[Website and app data records]
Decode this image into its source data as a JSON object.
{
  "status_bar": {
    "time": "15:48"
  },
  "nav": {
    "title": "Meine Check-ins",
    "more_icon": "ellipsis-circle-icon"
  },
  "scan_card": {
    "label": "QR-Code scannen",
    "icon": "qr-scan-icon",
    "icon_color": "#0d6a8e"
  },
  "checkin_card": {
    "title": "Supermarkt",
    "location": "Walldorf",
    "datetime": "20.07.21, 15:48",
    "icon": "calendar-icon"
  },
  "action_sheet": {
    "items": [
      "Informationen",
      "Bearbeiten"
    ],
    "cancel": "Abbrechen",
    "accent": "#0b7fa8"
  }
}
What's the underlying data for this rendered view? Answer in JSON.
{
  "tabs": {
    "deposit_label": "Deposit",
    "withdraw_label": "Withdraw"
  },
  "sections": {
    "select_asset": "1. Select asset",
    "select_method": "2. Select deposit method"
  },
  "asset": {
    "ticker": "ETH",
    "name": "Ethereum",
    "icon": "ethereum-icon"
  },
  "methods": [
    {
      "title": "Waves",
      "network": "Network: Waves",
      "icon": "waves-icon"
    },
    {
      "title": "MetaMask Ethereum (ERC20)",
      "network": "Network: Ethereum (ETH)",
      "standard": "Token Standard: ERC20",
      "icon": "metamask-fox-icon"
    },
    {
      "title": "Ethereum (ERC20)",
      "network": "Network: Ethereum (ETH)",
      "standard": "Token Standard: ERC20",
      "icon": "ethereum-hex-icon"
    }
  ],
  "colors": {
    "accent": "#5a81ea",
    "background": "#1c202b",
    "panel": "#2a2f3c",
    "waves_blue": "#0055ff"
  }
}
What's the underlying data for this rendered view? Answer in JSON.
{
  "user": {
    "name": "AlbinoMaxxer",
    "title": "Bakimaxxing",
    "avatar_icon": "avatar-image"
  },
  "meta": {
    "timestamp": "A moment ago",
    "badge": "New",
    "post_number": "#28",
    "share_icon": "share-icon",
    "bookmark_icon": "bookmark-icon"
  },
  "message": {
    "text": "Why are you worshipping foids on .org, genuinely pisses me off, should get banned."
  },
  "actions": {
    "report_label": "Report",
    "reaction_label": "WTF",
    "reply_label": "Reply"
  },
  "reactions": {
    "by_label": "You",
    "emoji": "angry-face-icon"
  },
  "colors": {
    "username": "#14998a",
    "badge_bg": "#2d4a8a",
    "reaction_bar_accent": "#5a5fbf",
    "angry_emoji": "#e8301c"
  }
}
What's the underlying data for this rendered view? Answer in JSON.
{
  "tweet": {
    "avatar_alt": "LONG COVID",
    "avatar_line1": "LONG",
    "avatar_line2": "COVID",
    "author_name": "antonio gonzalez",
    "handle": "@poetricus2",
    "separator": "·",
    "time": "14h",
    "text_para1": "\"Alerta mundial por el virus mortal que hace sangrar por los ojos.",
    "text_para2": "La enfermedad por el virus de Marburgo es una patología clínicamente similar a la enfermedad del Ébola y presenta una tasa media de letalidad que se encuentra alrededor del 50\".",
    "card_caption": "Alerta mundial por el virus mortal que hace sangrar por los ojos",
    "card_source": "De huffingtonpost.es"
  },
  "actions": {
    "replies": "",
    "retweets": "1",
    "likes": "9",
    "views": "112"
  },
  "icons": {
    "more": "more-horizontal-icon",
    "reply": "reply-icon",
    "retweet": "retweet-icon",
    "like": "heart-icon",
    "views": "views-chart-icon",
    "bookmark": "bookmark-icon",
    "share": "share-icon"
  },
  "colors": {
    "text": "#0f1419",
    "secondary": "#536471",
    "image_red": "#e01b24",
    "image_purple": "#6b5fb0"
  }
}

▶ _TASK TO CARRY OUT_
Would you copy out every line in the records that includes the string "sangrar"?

▶ _ANSWER FOR THIS EXERCISE_
    "text_para1": "\"Alerta mundial por el virus mortal que hace sangrar por los ojos.",
    "card_caption": "Alerta mundial por el virus mortal que hace sangrar por los ojos",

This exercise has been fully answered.